“Another closed day, shops closed and barricaded, business suspended, streets filled with cattle, an amount of beastly filth brought into the town and deposited at our doors and under our windows of our houses,” the piece stated.

“The Local Government Board are blind to this barbarous custom which they have grown up with, quick in their perception of malaria arising from the poor man’s pigsty, but callous to the sickening stench that fills the streets after a market and fair day.”

The market thrived at its new site, particularly after developments in the railways and the creation of the old Melton North Station across the road.

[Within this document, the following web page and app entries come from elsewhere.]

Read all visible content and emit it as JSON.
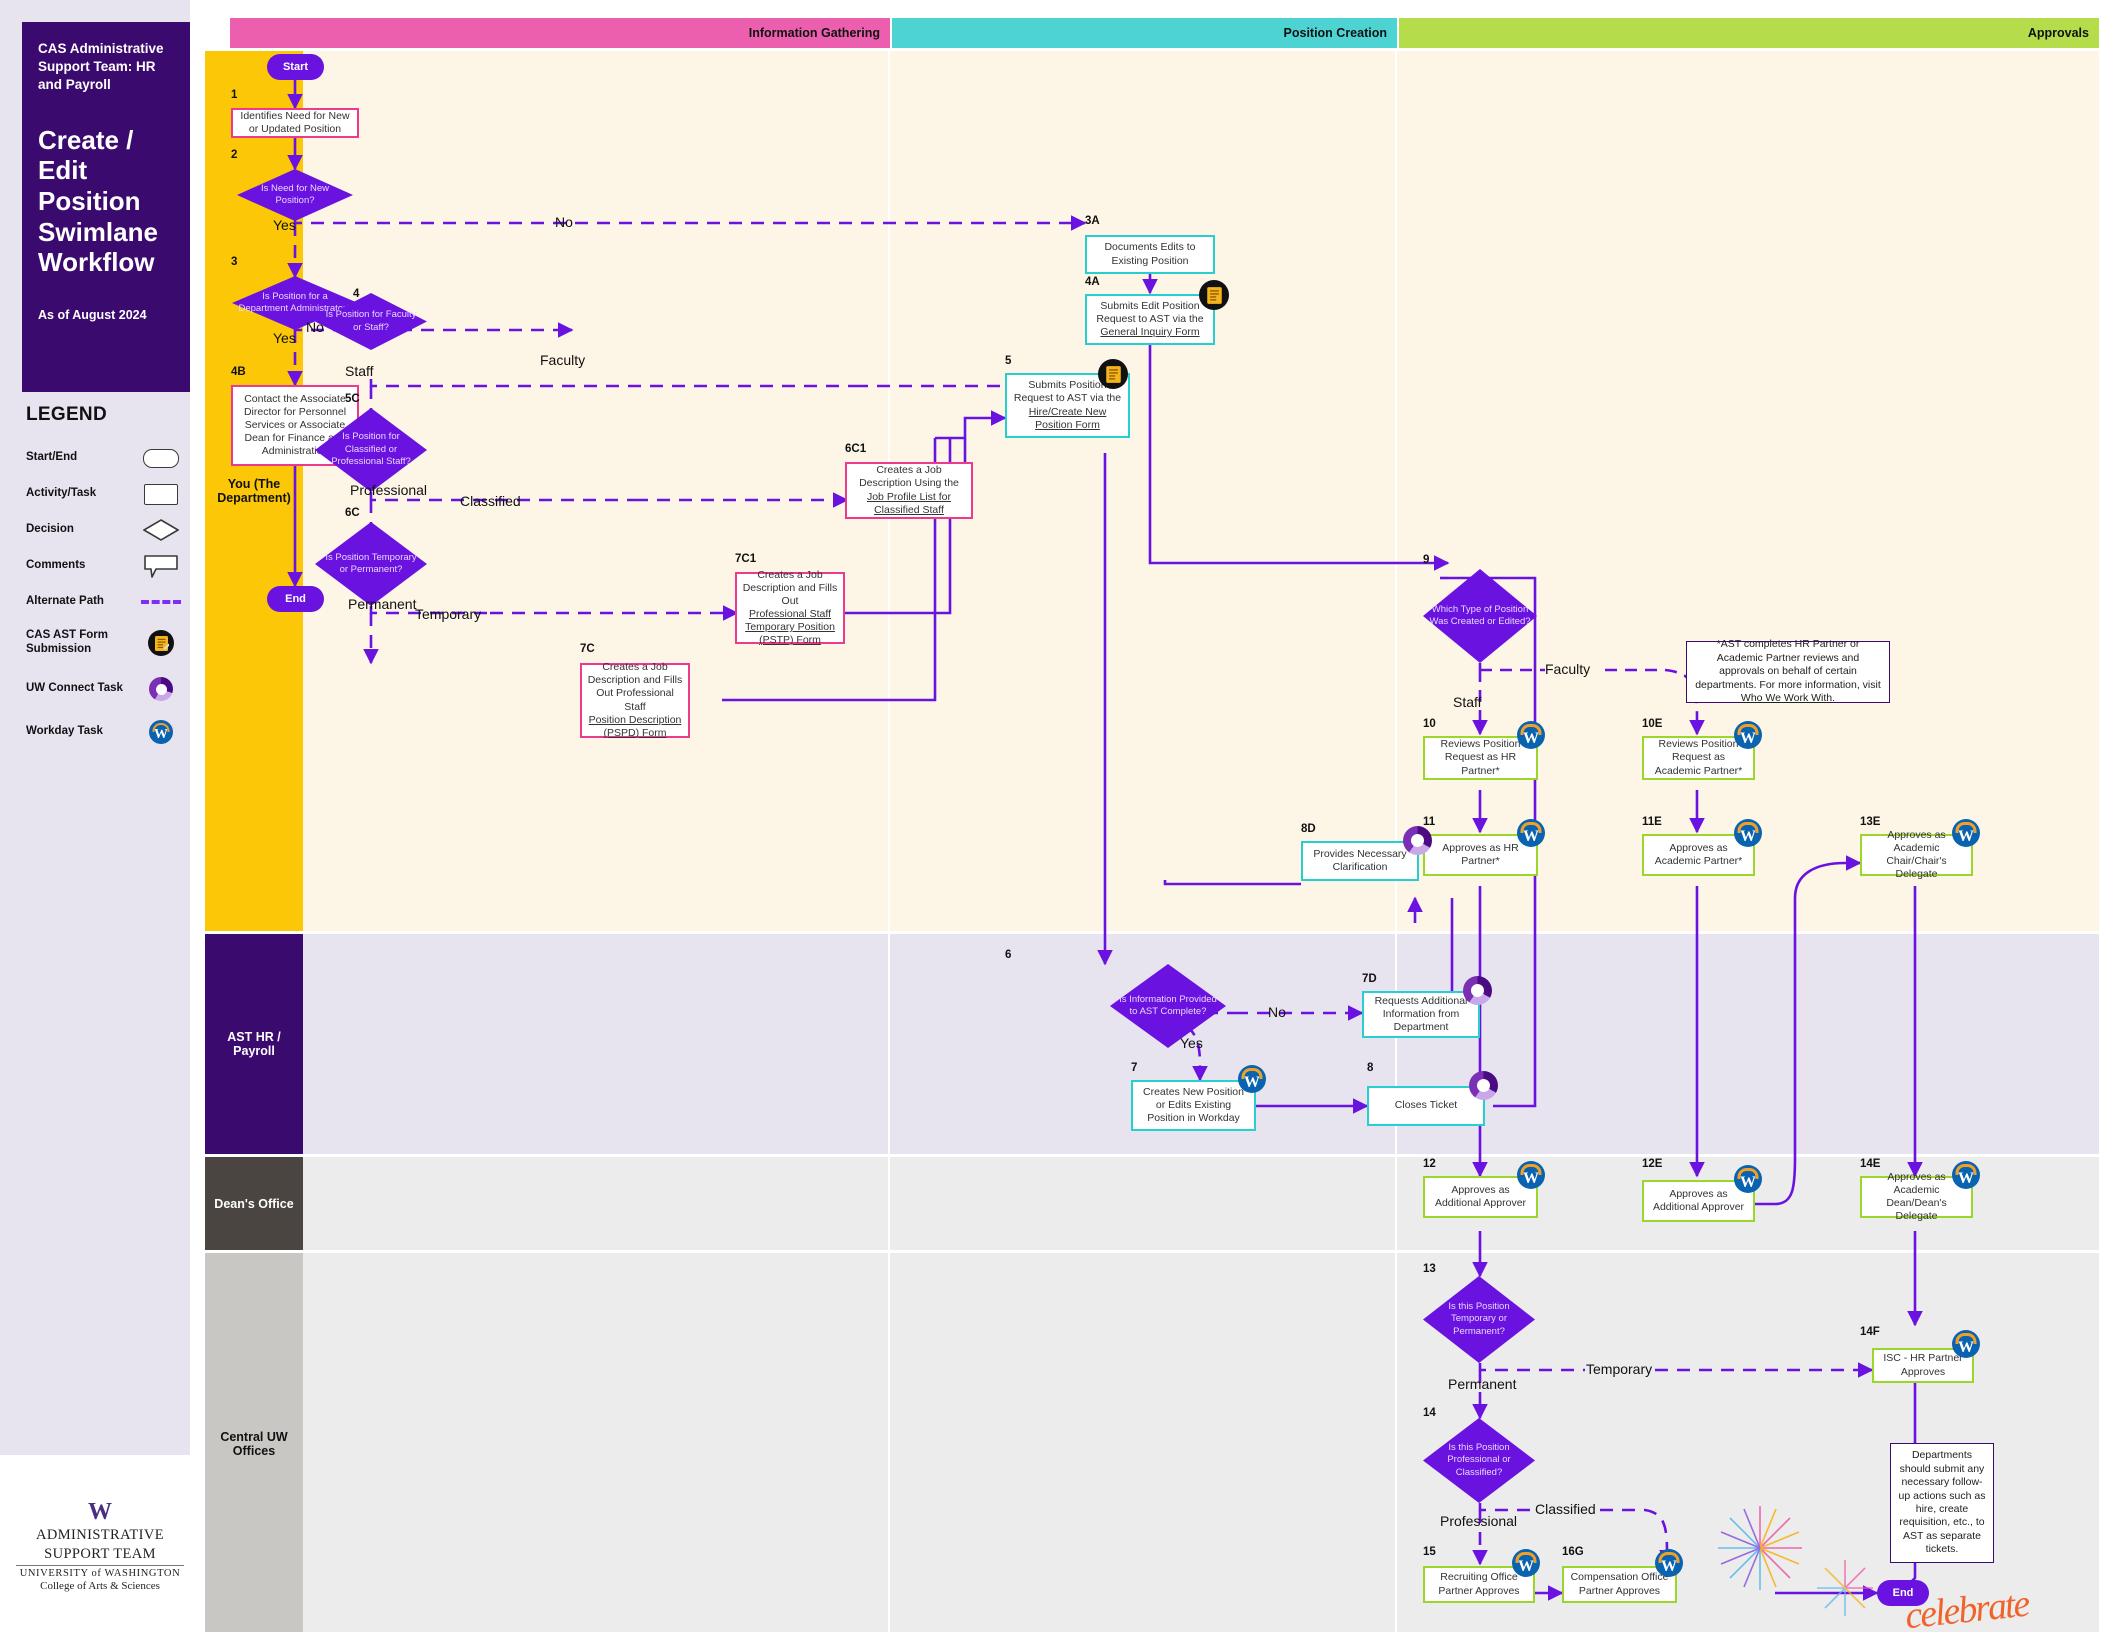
{
  "panel": {
    "org": "CAS Administrative Support Team: HR and Payroll",
    "title": "Create / Edit Position Swimlane Workflow",
    "asof": "As of August 2024",
    "legend_title": "LEGEND",
    "legend": [
      {
        "label": "Start/End",
        "icon": "rounded-rectangle-shape"
      },
      {
        "label": "Activity/Task",
        "icon": "rectangle-shape"
      },
      {
        "label": "Decision",
        "icon": "diamond-shape"
      },
      {
        "label": "Comments",
        "icon": "callout-shape"
      },
      {
        "label": "Alternate Path",
        "icon": "dashed-line"
      },
      {
        "label": "CAS AST Form Submission",
        "icon": "form-submission-icon"
      },
      {
        "label": "UW Connect Task",
        "icon": "uw-connect-icon"
      },
      {
        "label": "Workday Task",
        "icon": "workday-icon"
      }
    ],
    "logo": {
      "w": "W",
      "line1": "ADMINISTRATIVE",
      "line2": "SUPPORT TEAM",
      "line3": "UNIVERSITY of WASHINGTON",
      "line4": "College of Arts & Sciences"
    }
  },
  "columns": [
    {
      "label": "Information Gathering",
      "color": "#ec5fae"
    },
    {
      "label": "Position Creation",
      "color": "#4ed3d3"
    },
    {
      "label": "Approvals",
      "color": "#b5dd4b"
    }
  ],
  "lanes": [
    {
      "label": "You (The Department)",
      "header_color": "#fbc707",
      "body_color": "#fdf6e6"
    },
    {
      "label": "AST HR / Payroll",
      "header_color": "#3b0a6e",
      "body_color": "#e7e4f0"
    },
    {
      "label": "Dean's Office",
      "header_color": "#4a4540",
      "body_color": "#ececec"
    },
    {
      "label": "Central UW Offices",
      "header_color": "#c9c7c3",
      "body_color": "#ececec"
    }
  ],
  "terminators": {
    "start": "Start",
    "end": "End",
    "end2": "End"
  },
  "nodes": {
    "n1": {
      "tag": "1",
      "text": "Identifies Need for New or Updated Position"
    },
    "n2": {
      "tag": "2",
      "text": "Is Need for New Position?"
    },
    "n3": {
      "tag": "3",
      "text": "Is Position for a Department Administrator?"
    },
    "n4": {
      "tag": "4",
      "text": "Is Position for Faculty or Staff?"
    },
    "n4B": {
      "tag": "4B",
      "text": "Contact the Associate Director for Personnel Services or Associate Dean for Finance and Administration"
    },
    "n5C": {
      "tag": "5C",
      "text": "Is Position for Classified or Professional Staff?"
    },
    "n6C": {
      "tag": "6C",
      "text": "Is Position Temporary or Permanent?"
    },
    "n6C1": {
      "tag": "6C1",
      "text_pre": "Creates a Job Description Using the ",
      "link": "Job Profile List for Classified Staff",
      "text_post": ""
    },
    "n7C": {
      "tag": "7C",
      "text_pre": "Creates a Job Description and Fills Out Professional Staff ",
      "link": "Position Description (PSPD) Form",
      "text_post": ""
    },
    "n7C1": {
      "tag": "7C1",
      "text_pre": "Creates a Job Description and Fills Out ",
      "link": "Professional Staff Temporary Position (PSTP) Form",
      "text_post": ""
    },
    "n3A": {
      "tag": "3A",
      "text": "Documents Edits to Existing Position"
    },
    "n4A": {
      "tag": "4A",
      "text_pre": "Submits Edit Position Request to AST via the ",
      "link": "General Inquiry Form",
      "text_post": ""
    },
    "n5": {
      "tag": "5",
      "text_pre": "Submits Position Request to AST via the ",
      "link": "Hire/Create New Position Form",
      "text_post": ""
    },
    "n6": {
      "tag": "6",
      "text": "Is Information Provided to AST Complete?"
    },
    "n7": {
      "tag": "7",
      "text": "Creates New Position or Edits Existing Position in Workday"
    },
    "n7D": {
      "tag": "7D",
      "text": "Requests Additional Information from Department"
    },
    "n8": {
      "tag": "8",
      "text": "Closes Ticket"
    },
    "n8D": {
      "tag": "8D",
      "text": "Provides Necessary Clarification"
    },
    "n9": {
      "tag": "9",
      "text": "Which Type of Position Was Created or Edited?"
    },
    "n10": {
      "tag": "10",
      "text": "Reviews Position Request as HR Partner*"
    },
    "n10E": {
      "tag": "10E",
      "text": "Reviews Position Request as Academic Partner*"
    },
    "n11": {
      "tag": "11",
      "text": "Approves as HR Partner*"
    },
    "n11E": {
      "tag": "11E",
      "text": "Approves as Academic Partner*"
    },
    "n13E": {
      "tag": "13E",
      "text": "Approves as Academic Chair/Chair's Delegate"
    },
    "n12": {
      "tag": "12",
      "text": "Approves as Additional Approver"
    },
    "n12E": {
      "tag": "12E",
      "text": "Approves as Additional Approver"
    },
    "n14E": {
      "tag": "14E",
      "text": "Approves as Academic Dean/Dean's Delegate"
    },
    "n13": {
      "tag": "13",
      "text": "Is this Position Temporary or Permanent?"
    },
    "n14": {
      "tag": "14",
      "text": "Is this Position Professional or Classified?"
    },
    "n14F": {
      "tag": "14F",
      "text": "ISC - HR Partner Approves"
    },
    "n15": {
      "tag": "15",
      "text": "Recruiting Office Partner Approves"
    },
    "n16G": {
      "tag": "16G",
      "text": "Compensation Office Partner Approves"
    }
  },
  "comments": {
    "c1_pre": "*AST completes HR Partner or Academic Partner reviews and approvals on behalf of certain departments. For more information, visit ",
    "c1_link": "Who We Work With",
    "c1_post": ".",
    "c2": "Departments should submit any necessary follow-up actions such as hire, create requisition, etc., to AST as separate tickets."
  },
  "edge_labels": {
    "no1": "No",
    "yes1": "Yes",
    "no2": "No",
    "yes2": "Yes",
    "faculty1": "Faculty",
    "staff1": "Staff",
    "classified1": "Classified",
    "professional1": "Professional",
    "temporary1": "Temporary",
    "permanent1": "Permanent",
    "no3": "No",
    "yes3": "Yes",
    "faculty2": "Faculty",
    "staff2": "Staff",
    "temporary2": "Temporary",
    "permanent2": "Permanent",
    "classified2": "Classified",
    "professional2": "Professional"
  },
  "colors": {
    "purple": "#6a12e0",
    "pink_border": "#ec3a8e",
    "teal_border": "#27cfcf",
    "green_border": "#9cd62b",
    "deep_purple": "#3b0a6e",
    "gold": "#fbc707"
  },
  "celebrate_word": "celebrate"
}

It enabled livestock to be brought in to market as well as being transported to other locations across the country.

Scenes from various activities at Melton Livestock Market EMN-191203-160727001

This finished in 1963 when the rail line closed following the Beeching report, but cattle and other animals were by now being transported by road, and droving was still being done until the 1950s, with distances of up to 10 miles being covered into market.

Today’s livestock market is very different from the one which opened on the site one-and-a-half centuries ago.

Market stalls began appearing in the 1960s, selling a variety of rural goods, and one of the nation’s first farmers’ markets was started there in 2000.

Horse sales are held regularly along with annual show and sale events for poultry, and native rare animal breeds.

Hugh Brown (right), CEO of Melton Mowbray Market and founder of its operator Gillstream Market EMN-191203-163408001

The Market Tavern was opened as a licensed bar and cafe for farmers and visitors, and the market has also been used to host a number of public events, such as the Leicestershire County Show and the annual food and drink festivals.

The market, which is owned by Melton Borough Council and operated by Gillstream Markets, is now entering a new era of redevelopment, of course.

Phase One saw £5.5 million invested to replace delapidated cattle sheds with a new state-of-the-art livestock building and auction ring, with Princess Anne officially opening it last year.

The second phase has begun with the launch in December of the Round Corner Brewing brewery and tap room, with further developments expected to include a food and drink hub to reflect Melton’s prestigious reputation.

Hugh Brown, who is CEO of Melton Mowbray Market and founder of Gillstream Markets, said there would be challenges ahead with farming, like every other business, trading in difficult economic time, together with the uncertainty surrounding Brexit and how it might impact agriculture after the UK leaves the European Union.

But, he is confident the market will thrive with phase two of the re-development already underway with the opening of new brewery, Round Corner Brewing, and the prospect of more food and drink businesses being based there.

The logo to mark Melton Livestock Market's 150th anniversary at its Scalford Road site EMN-191203-163956001

Mr Brown told the Melton Times: “I am honoured to be at the helm of the market as it celebrates its 150th anniversary on the current site.

“Thanks to the investment from the council, the Leicester and Leicestershire Enterprise Partnership and our shareholders, it is now the largest town centre
 livestock market in the country and we look forward to its further development and growth over the coming years.”

l Free copies of the new brochure detailing the history of Melton’s livestock market are available at the site 

The auction ring at Melton Livestock Market EMN-191203-163503001